EXERCISE PROMPT
Find how many lines in the listing below include the word "audio". Give that number only.

******

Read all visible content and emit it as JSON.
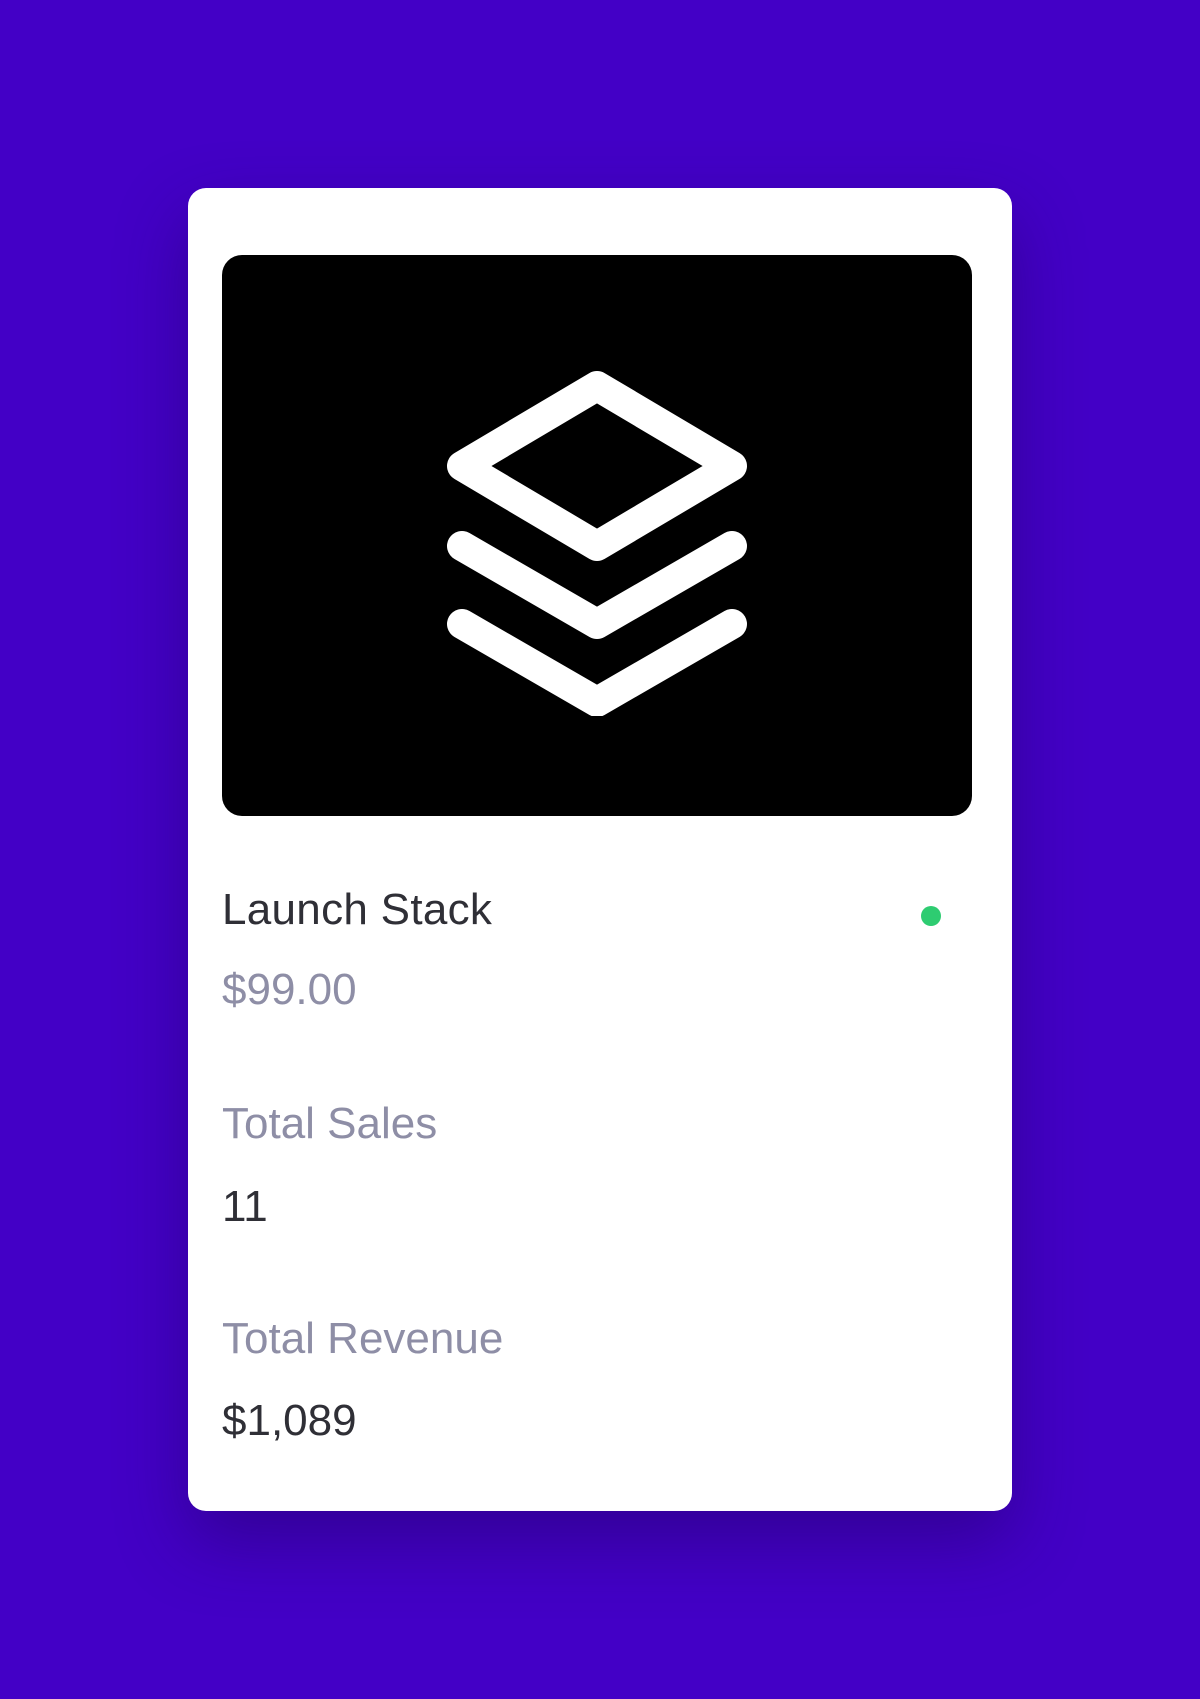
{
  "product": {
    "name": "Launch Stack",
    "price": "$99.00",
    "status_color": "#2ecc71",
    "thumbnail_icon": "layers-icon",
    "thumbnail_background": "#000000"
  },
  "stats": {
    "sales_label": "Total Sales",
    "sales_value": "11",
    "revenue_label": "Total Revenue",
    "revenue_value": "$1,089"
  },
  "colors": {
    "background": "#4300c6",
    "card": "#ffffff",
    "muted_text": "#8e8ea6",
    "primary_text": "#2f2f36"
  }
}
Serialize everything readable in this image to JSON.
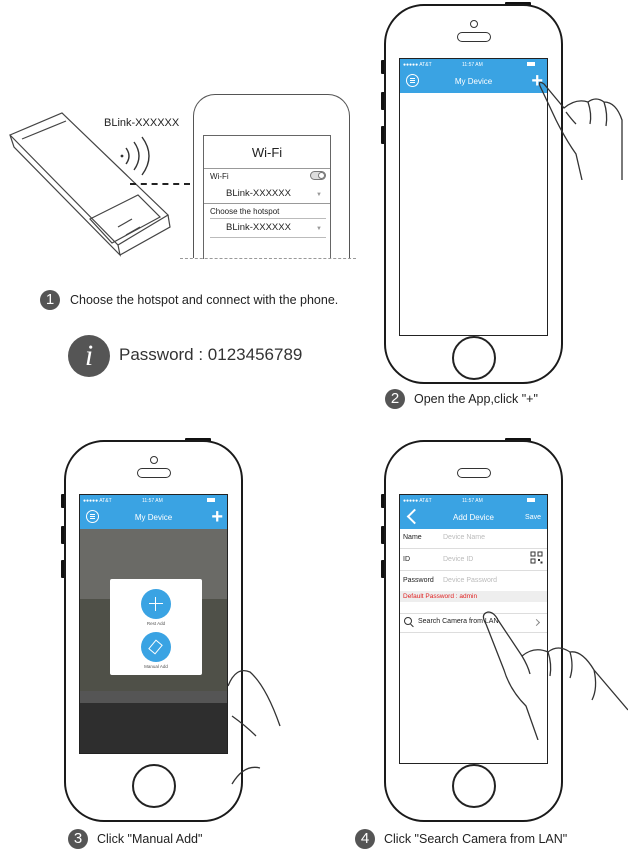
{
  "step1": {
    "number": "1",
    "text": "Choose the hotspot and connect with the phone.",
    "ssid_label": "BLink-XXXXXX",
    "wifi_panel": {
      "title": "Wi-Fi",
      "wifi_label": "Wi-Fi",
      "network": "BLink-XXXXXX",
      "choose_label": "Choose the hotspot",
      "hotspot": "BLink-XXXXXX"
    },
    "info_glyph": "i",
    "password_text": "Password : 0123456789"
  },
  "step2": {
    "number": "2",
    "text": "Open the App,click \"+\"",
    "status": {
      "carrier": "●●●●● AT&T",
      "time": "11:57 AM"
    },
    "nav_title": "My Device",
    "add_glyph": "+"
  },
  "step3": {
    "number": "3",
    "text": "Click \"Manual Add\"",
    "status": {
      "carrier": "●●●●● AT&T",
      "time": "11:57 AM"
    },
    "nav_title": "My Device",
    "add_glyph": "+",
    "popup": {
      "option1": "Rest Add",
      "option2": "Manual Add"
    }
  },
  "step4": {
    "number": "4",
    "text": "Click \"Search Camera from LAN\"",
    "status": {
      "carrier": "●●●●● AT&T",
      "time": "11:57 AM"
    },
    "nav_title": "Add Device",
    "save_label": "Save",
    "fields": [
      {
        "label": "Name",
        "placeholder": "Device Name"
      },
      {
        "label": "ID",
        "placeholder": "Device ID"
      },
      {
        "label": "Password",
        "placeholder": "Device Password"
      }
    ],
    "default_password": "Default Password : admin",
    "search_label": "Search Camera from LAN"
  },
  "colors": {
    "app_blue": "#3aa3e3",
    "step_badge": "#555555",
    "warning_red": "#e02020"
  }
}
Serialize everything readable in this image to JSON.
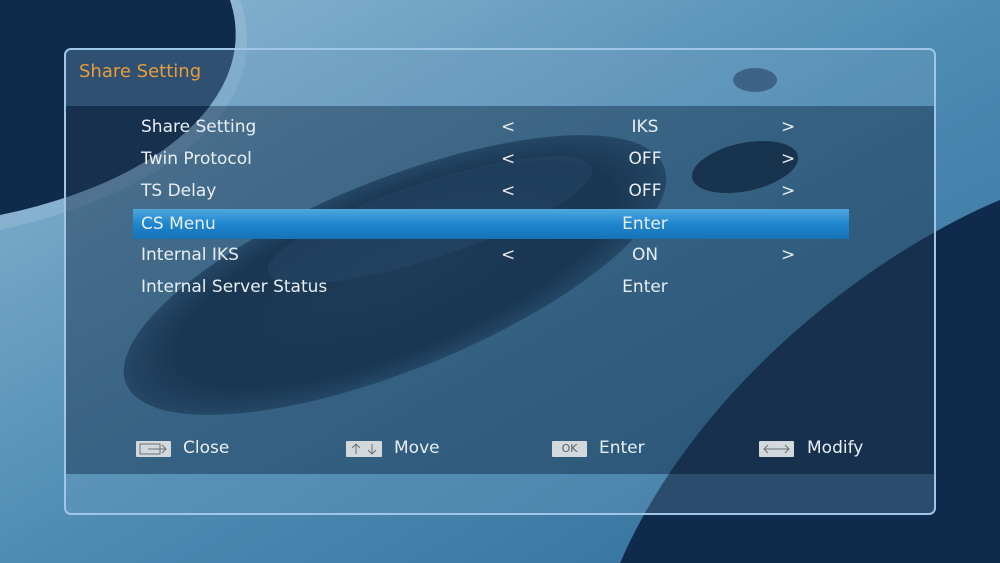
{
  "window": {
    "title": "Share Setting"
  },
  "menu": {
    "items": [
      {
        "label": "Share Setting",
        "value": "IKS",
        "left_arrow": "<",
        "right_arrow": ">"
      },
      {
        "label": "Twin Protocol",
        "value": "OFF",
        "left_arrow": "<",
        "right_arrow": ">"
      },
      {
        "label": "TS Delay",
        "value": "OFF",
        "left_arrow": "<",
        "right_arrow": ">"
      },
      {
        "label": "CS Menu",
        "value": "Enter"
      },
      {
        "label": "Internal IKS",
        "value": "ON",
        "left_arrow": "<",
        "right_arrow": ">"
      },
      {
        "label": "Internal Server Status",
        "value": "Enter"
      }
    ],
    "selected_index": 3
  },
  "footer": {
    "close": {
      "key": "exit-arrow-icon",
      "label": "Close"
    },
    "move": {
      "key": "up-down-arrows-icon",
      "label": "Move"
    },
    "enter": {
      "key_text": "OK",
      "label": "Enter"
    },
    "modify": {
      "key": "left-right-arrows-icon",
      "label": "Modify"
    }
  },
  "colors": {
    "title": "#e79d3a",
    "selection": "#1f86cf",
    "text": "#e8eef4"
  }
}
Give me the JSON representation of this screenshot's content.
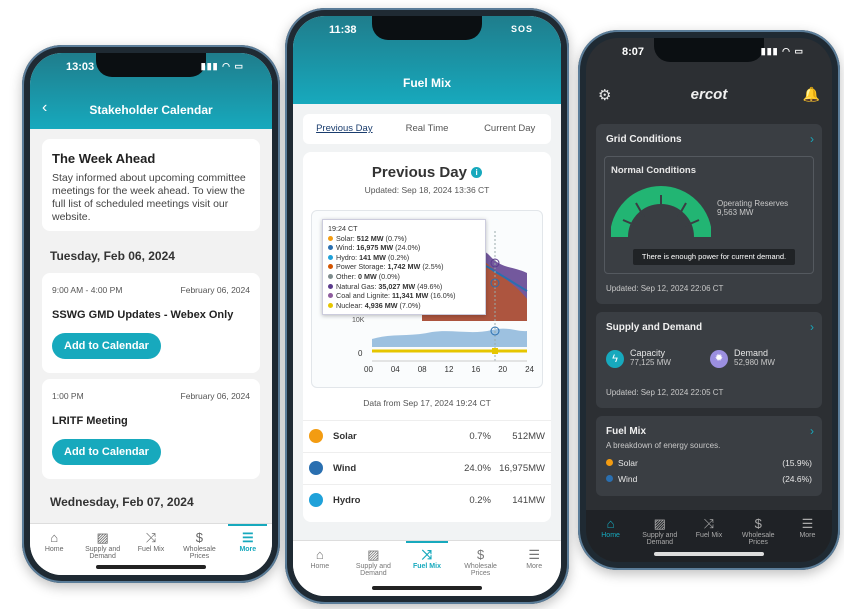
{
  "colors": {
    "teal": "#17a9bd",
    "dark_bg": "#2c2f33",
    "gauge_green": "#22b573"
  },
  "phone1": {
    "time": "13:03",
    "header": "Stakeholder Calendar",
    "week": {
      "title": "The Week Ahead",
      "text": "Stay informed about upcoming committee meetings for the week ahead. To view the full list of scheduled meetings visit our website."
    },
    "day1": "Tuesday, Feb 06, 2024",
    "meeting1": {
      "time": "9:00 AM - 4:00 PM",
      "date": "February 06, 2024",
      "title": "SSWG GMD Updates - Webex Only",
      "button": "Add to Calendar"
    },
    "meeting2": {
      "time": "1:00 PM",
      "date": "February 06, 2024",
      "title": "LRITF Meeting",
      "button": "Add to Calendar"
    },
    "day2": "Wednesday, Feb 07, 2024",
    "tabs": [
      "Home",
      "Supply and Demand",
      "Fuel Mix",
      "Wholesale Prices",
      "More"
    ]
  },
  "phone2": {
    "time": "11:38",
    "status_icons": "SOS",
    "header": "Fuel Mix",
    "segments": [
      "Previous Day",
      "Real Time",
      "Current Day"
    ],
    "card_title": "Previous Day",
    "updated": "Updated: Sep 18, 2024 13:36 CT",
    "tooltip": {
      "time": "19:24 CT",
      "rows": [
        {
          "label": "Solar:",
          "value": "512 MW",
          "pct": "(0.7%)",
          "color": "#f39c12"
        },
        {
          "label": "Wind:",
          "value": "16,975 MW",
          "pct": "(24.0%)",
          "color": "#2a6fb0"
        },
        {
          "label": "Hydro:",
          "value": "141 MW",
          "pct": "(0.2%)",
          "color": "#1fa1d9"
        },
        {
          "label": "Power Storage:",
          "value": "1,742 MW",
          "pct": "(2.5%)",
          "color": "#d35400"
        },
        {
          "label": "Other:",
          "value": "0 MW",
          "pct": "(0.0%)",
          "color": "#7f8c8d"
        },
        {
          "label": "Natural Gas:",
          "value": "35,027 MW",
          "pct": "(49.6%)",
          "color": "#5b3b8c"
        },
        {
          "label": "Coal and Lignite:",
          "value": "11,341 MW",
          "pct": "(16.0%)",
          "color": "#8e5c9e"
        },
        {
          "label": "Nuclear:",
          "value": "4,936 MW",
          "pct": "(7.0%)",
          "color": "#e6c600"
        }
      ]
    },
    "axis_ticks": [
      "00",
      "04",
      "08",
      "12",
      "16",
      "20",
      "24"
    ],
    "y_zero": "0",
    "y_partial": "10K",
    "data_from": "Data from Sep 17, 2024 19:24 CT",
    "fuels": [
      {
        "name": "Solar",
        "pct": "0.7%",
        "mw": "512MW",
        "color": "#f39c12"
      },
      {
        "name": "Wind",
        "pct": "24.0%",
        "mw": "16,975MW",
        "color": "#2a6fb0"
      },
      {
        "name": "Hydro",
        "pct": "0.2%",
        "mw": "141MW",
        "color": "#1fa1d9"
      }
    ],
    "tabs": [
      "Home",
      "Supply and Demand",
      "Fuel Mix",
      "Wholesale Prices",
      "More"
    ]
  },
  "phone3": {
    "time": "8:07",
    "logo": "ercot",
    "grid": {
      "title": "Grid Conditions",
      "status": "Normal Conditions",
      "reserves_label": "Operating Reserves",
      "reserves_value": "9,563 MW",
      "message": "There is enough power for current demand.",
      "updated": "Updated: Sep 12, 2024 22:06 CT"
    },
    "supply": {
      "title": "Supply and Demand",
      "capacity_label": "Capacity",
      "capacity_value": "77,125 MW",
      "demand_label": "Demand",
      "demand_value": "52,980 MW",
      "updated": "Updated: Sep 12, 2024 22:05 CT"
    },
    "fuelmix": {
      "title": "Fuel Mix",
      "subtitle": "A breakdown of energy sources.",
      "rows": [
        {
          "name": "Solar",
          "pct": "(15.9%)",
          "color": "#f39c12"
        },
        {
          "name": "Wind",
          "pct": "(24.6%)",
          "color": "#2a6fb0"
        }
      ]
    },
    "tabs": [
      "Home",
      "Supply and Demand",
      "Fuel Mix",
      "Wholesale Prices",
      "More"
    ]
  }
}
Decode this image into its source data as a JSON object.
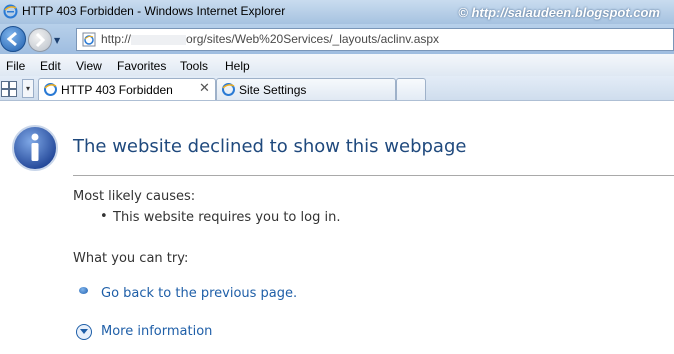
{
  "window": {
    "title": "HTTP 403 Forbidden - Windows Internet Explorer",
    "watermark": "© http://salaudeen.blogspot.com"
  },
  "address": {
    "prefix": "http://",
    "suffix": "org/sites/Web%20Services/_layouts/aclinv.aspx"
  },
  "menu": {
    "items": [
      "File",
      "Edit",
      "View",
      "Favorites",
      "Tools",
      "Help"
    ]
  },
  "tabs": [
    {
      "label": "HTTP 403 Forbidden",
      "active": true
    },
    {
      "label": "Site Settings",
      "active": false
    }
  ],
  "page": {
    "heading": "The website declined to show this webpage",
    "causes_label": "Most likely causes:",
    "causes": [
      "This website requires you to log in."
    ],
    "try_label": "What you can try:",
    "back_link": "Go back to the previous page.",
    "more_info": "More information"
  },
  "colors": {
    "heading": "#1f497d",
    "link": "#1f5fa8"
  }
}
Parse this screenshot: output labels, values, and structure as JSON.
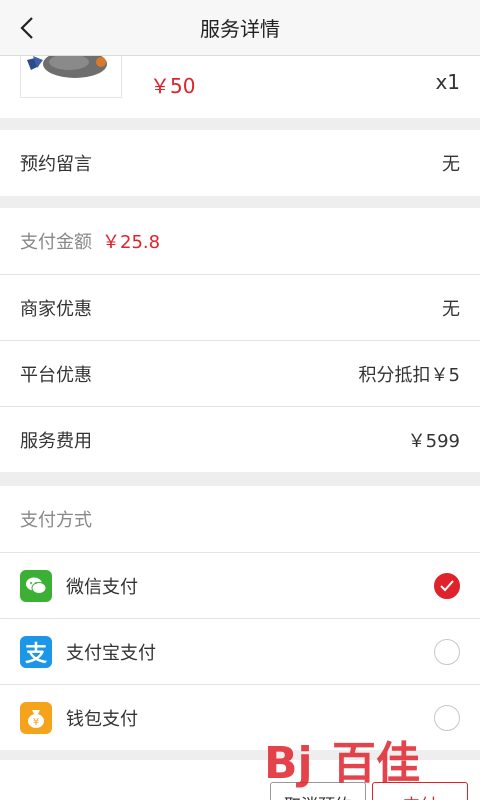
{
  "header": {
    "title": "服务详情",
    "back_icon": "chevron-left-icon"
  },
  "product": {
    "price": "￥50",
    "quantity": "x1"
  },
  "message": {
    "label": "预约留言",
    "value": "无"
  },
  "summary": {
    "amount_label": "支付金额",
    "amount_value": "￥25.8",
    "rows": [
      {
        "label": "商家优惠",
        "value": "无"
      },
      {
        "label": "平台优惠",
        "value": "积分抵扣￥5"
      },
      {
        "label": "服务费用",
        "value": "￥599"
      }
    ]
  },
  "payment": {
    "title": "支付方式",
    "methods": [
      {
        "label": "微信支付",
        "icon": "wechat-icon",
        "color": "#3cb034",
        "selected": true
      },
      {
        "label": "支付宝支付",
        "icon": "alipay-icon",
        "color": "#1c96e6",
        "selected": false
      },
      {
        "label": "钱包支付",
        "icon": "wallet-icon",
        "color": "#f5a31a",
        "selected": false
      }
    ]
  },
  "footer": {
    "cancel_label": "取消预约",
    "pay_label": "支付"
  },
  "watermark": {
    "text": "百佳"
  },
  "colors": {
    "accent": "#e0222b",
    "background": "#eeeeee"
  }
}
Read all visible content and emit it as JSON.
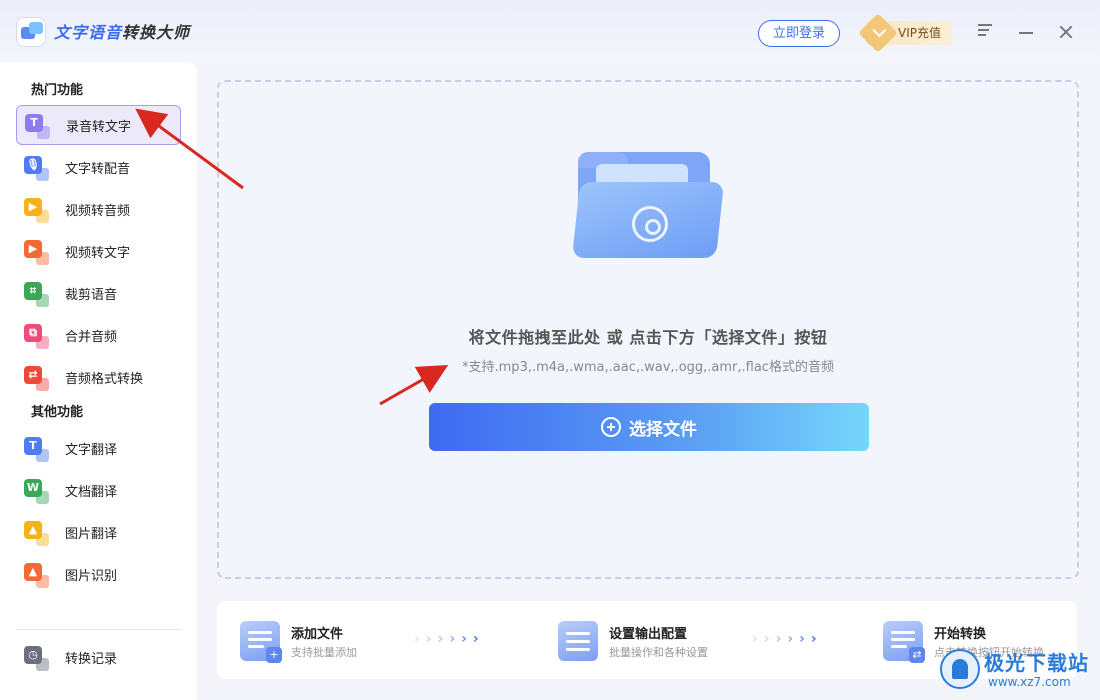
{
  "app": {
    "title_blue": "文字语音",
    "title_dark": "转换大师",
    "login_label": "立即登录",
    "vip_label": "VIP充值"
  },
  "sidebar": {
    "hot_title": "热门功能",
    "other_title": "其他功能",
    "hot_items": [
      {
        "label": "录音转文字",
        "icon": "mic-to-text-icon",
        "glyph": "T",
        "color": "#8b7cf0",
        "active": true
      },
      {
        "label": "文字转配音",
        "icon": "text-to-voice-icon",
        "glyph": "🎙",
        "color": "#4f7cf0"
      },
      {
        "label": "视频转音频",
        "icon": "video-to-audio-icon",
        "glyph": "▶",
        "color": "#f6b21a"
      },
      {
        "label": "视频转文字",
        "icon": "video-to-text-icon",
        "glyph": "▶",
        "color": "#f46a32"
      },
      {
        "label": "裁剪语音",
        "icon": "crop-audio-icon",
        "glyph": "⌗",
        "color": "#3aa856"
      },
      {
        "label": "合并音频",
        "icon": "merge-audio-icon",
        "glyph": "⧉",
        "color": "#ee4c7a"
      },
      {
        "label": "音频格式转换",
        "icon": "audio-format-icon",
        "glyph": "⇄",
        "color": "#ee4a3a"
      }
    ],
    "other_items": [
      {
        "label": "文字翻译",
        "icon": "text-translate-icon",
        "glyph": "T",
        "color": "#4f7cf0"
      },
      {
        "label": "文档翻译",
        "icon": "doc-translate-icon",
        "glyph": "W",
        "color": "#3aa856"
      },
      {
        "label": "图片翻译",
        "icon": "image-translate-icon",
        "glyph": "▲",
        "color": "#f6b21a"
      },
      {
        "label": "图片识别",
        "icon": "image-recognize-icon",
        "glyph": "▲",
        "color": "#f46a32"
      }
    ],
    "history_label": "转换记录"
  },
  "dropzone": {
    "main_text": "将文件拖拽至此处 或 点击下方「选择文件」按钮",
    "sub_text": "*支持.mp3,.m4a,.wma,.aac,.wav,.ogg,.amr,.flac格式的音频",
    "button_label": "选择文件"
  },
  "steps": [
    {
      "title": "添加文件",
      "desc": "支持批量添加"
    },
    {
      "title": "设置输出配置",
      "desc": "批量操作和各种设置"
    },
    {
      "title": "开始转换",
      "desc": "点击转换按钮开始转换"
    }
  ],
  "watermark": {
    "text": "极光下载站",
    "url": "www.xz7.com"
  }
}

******

WORKED SOLUTION
4